What is Responsive Website Design…Revisited

Today, I’m recycling a blog from August of last year, because many of my clients have opted for rebuiding their 2-year-old websites with responsive design. Responsive sites are prioritized over non-responsive sites by mobile search, and they’re also user friendly. More and more people are using tablets and smart phones for searches today, and if you want to compete, you need a responsive website.

Now here’s that blog post I mentioned…

Have you ever been pitched an iPhone app or mobile website? These two rather costly marketing tools were Band-Aids for a few years, covering the scrape left between websites built for PC and those built exclusively for smart phones. The new, more economical and practical leader in this space is called responsive website design. A forward-thinking web design company will offer responsive design at no extra cost to you.

http://youtu.be/KUfOu06R1S0

Responsive Web Design Defined

Sites built responsively will respond to the screen on which they are viewed. This means, if you look at a responsive site on a full-sized desktop or laptop computer, you’ll see the standard version. It will look and feel like websites you’ve become accustomed to using. View the same site on a tablet or mobile phone, and you won’t see just a smaller version, with text so tiny that you need a magnifying glass. Instead, you’ll see a different version of the website. Most likely, there will be a small “menu” button that, when touched, provides a dropdown list of all the website’s pages. Graphics and photos will center on the screen, and text will remain big enough to read, without doing the two-finger zoom and scrolling back and forth. Think about the elements on a webpage being blocks. On a big screen, the blocks can spread wide. On a small screen, they stack on top of one another, in an orderly fashion, so that all content remains visible, without shrinking.

The Difference Between Responsive and Regular Web Design
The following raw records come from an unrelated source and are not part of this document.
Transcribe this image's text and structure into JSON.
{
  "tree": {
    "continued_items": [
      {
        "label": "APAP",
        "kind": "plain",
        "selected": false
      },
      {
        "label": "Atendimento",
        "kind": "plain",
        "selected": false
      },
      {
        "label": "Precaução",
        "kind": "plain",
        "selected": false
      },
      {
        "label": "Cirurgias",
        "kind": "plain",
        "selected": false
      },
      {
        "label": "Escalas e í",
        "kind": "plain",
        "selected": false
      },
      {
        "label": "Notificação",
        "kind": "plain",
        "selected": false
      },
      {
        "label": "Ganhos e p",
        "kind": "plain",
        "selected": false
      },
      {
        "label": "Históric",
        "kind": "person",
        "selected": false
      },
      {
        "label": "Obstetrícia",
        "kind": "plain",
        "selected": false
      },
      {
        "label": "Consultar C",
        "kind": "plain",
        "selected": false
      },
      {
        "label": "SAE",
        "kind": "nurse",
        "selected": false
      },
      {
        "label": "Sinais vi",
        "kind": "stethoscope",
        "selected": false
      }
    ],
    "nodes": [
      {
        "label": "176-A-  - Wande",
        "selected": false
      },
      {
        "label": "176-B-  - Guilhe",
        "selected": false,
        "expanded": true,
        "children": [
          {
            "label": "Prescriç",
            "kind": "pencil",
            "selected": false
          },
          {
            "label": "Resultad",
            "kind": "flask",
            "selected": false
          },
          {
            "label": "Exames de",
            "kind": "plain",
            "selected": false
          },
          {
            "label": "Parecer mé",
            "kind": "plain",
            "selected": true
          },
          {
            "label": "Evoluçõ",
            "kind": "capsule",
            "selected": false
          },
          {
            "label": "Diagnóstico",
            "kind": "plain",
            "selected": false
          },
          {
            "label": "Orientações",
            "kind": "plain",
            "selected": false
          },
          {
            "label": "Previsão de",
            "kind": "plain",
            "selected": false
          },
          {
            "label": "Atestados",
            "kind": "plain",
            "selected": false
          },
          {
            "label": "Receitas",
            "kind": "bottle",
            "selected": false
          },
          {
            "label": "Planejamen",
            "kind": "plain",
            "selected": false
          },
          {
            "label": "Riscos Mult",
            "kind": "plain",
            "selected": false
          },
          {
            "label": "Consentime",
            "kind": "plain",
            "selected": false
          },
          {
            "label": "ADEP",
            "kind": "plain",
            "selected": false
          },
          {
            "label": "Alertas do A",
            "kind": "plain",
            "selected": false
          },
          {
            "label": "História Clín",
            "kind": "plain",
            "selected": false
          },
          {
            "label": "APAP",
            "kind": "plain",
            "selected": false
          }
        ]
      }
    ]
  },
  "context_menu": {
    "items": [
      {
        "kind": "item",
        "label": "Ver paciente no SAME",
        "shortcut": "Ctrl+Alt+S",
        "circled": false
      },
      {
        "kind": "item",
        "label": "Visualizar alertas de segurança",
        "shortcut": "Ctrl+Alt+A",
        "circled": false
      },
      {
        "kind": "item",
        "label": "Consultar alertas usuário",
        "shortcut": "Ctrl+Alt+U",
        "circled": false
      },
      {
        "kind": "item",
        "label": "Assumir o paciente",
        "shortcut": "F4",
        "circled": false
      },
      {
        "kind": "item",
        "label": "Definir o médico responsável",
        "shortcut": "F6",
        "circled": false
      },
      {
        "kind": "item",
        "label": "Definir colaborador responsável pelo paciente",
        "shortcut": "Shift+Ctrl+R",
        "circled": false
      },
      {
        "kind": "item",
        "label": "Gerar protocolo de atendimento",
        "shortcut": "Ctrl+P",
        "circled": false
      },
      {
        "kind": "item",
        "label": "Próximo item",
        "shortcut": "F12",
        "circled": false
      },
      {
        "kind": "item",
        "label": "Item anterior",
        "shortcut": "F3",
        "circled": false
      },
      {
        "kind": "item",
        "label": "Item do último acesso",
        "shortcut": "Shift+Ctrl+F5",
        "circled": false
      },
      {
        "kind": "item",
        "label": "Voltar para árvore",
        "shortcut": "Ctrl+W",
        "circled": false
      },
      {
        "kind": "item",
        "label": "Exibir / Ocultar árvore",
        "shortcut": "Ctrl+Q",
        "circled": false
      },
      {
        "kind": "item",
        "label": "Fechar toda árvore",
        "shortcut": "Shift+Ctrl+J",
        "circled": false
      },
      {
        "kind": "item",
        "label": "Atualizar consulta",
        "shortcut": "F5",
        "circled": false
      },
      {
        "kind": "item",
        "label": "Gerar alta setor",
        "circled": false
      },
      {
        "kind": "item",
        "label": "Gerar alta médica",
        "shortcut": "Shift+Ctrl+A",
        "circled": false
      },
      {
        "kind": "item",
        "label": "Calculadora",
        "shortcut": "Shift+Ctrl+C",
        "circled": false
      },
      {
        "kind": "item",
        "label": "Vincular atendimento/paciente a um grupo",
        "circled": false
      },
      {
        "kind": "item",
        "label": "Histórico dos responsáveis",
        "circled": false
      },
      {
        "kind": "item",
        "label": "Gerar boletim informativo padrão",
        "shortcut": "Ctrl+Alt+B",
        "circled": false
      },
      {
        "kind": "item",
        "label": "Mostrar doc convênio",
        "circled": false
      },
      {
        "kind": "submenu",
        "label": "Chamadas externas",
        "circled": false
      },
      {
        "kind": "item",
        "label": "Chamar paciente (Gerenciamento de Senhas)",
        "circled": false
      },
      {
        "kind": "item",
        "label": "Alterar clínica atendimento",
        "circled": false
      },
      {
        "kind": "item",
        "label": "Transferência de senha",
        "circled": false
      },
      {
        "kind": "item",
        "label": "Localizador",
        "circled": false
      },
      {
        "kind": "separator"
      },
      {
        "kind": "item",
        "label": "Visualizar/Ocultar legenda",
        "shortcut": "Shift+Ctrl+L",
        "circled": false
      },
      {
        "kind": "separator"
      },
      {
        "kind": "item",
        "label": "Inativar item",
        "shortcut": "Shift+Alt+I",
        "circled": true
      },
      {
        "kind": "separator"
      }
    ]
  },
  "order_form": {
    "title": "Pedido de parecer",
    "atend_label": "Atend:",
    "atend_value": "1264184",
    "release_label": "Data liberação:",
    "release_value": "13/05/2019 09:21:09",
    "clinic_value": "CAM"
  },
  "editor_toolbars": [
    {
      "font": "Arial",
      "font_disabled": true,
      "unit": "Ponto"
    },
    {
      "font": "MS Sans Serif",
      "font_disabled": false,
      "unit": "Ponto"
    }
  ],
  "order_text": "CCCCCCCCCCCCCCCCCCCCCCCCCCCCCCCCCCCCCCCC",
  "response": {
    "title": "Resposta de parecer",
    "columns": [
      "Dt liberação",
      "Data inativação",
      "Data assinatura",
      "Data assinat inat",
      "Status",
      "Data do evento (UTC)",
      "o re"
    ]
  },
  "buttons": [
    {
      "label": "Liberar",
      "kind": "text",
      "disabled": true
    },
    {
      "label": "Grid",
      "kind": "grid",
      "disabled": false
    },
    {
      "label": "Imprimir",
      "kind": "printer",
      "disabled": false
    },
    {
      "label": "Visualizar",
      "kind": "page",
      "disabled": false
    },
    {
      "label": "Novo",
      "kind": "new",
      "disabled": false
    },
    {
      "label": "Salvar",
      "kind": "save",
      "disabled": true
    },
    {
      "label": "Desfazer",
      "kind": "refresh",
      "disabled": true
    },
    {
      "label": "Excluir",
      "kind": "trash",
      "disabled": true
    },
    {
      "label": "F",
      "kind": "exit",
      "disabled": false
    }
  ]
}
User experience, or user-friendliness, of mobile websites has come a long way in the past few years. You may already know that Flash is an outdated file type that shows visual elements of motion. Flash has never worked on iPhones, and it interferes with SEO. Today, elements of motion are built with jQuery or HTML5, so they are viewable across all devices. Likewise, responsive design is the universal solution to web design. If a site is built responsively, it adapts to its environment.

I mentioned mobile sites in the beginning of this article. About five years ago, I remember selling a mobile site. It was ugly, to say the least, and it only provided smart phone users with 5 pages of the website it represented. Why? Because the mobile site was built exclusively for smart phones. It was a separate website that loaded on phones. Not only did this create more potential for support issues, but it also caused duplicate content problems that negatively affected SEO. Responsive websites are built so that the main site is viewable across all devices, meaning all smart phones and tablets of any size. One website. Smarter design.

SEO Benefits of Responsive Website Design

In 2012, Google told developers that responsive web design is Google’s recommended configuration for mobile site design, and the company stands by this statement today. Some experts argued that Google didn’t say responsive sites had any SEO benefit. I’ve worked with SEO long enough to know, Google is the king of the search engine world. If you play the Google game, you will see SEO benefits. In short, do what Google recommends, and you’ll be rewarded with higher rankings. From using Google Authorship tags, Google Analytics, and Google Webmaster Tools, to participating with Google+ and +1, you have many ways to show Google that you’re on board with their products and services. Because the company recommends responsive websites, it is in your dental practice’s best interest to accommodate the request.

Another consideration is, mobile sites are processed and ranked separately from regular websites. This means, your website can rank differently on mobile search (on a smart phone or tablet) than on regular search (on a PC or laptop). The index for mobile sites is smaller, because not all companies have a mobile site. Many businesses find that they rank higher on mobile search than on regular search. If you have a responsive website, are involved in all things Google, and optimize your site with what Google wants (original, informative text), you’ll do well across mobile and regular search.

One last point: Responsive design is not right for all businesses, but it is best for dental office marketing. Companies with tons of text, or huge images and videos, may do best to build a separate mobile version of their website. Google does have protocols for avoiding duplicate content issues and maximizing strictly mobile designs for SEO.

If you’d like to discuss search engine optimization and responsive website design for your dental practice, call the dental marketing experts at MDPM Consulting today – 972-781-8861 – or email [email protected].